Part I: The Hunt is on for a Renovation Project in Brownstone Brooklyn
Part II: Designing a Modern Home Inside a Traditional Brooklyn Brownstone
Part III: Bringing a Brownstone Back From the Brink
Part IV: Rewiring from Top to Bottom
Part V: Making a Kitchen From Scratch
Part VI: Polishing the Brownstone Interior
Replacing the ironwork took a lot of, ah, legwork. We wanted to stay true to the heavy historic ironwork typical of an Italianate brownstone of this size and time period. It was important to us that the ironwork be iron—not concrete-filled fiberglass, as you sometimes see in renovations as a money-saving tactic. By the time our house was photographed in the 1940s, the original ironwork had been stripped. Luckily, in that same photo, you can see the original detail on our neighbor's house (which was built at the same time as ours) that showed what the ironwork looked like.

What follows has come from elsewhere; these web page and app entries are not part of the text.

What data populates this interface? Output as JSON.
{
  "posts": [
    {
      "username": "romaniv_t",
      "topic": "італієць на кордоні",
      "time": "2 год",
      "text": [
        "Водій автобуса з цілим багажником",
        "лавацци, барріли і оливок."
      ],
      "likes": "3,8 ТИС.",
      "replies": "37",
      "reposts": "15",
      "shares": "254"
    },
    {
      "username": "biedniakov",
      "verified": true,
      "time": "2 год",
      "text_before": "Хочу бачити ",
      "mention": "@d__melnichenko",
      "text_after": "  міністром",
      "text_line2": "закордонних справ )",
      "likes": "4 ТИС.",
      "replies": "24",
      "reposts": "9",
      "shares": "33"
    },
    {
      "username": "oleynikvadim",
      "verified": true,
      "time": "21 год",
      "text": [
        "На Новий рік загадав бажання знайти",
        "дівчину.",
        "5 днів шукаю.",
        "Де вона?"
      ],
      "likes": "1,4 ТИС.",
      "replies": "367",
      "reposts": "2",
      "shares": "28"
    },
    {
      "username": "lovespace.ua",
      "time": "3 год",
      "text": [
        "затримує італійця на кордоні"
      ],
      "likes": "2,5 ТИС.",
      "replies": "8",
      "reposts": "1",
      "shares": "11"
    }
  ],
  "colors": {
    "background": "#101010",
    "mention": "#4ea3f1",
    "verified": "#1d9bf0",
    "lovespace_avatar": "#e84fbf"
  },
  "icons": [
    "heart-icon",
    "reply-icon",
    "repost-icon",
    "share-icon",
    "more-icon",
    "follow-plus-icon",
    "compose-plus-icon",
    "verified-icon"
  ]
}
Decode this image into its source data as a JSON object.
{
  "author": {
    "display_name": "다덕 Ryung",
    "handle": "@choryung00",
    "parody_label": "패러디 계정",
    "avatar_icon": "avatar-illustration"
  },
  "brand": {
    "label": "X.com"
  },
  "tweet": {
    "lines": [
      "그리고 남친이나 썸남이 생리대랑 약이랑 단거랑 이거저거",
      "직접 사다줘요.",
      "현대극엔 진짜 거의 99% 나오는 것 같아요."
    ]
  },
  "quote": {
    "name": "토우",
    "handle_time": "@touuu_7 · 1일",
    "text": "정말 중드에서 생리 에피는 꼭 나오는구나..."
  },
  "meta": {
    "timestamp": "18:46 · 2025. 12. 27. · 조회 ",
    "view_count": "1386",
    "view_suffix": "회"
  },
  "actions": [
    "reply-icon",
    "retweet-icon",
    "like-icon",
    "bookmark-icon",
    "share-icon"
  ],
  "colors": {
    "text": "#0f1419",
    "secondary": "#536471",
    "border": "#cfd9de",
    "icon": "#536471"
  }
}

We found ourselves climbing through piles in scrap yards searching for pieces to match. In the end, we found a fence piece, a gate, and five fence posts that we took to ironworker Rafael Medrano to restore. We weren't able to salvage an additional length of fence, the correct newel posts, or enough balusters and handrail sections for the stoop. Medrano ended up recreating the missing length of fence, while the balusters and handrails were sourced from an importer who cast the pieces in China. We had the newel posts fabricated in Brooklyn. So, with the help of three different fabricators and old ironwork found in four different locations, we were able to approximate the detail spied in our neighbors' circa-1940s tax ID photo.
The front yard and sidewalk concrete were in rough shape—and we were responsible for fixing them, as per the New York City Department of Buildings. We decided to use bluestone, which would have been authentic to the house in its original state. The stone was quarried near Kingston, New York, and delivered to the job site with a small hoist that set the pavers in place. We developed our own pattern for the natural cleft bluestone pavers in the front yard, which range between four and six inches thick, giving the quarry specific sizes for each piece. It wasn't cheap, but our hope is that these stones will last a lifetime—or two.
While mostly complete, the punch list for the house continues apace. Our focus has shifted to the rear yard, where we've started installing a steel deck (required to be steel by code), an on-grade patio paved with more bluestone, and a minimalist retaining wall. Later this fall, we're adding a wood fence and plants along the back perimeter—at which point, we may consider our house finally "finished." Of course, I'll continue to tinker… So my wife and I have come to terms with the house never really being complete.
We first saw our house in March 2013, closed on it and started construction in July 2013, moved in in September 2014, and were mostly complete by November 2014. The first meal we cooked in the newly installed kitchen was Thanksgiving dinner for our extended family. As we've filled it up with furniture, art, rugs, and objects, the house has become a container for our life. Every day—as friends and family visit, filling the house with memories, laughter, the sounds of feet running up the hall and dogs barking—the house becomes more of a home. —Brent Allen Buck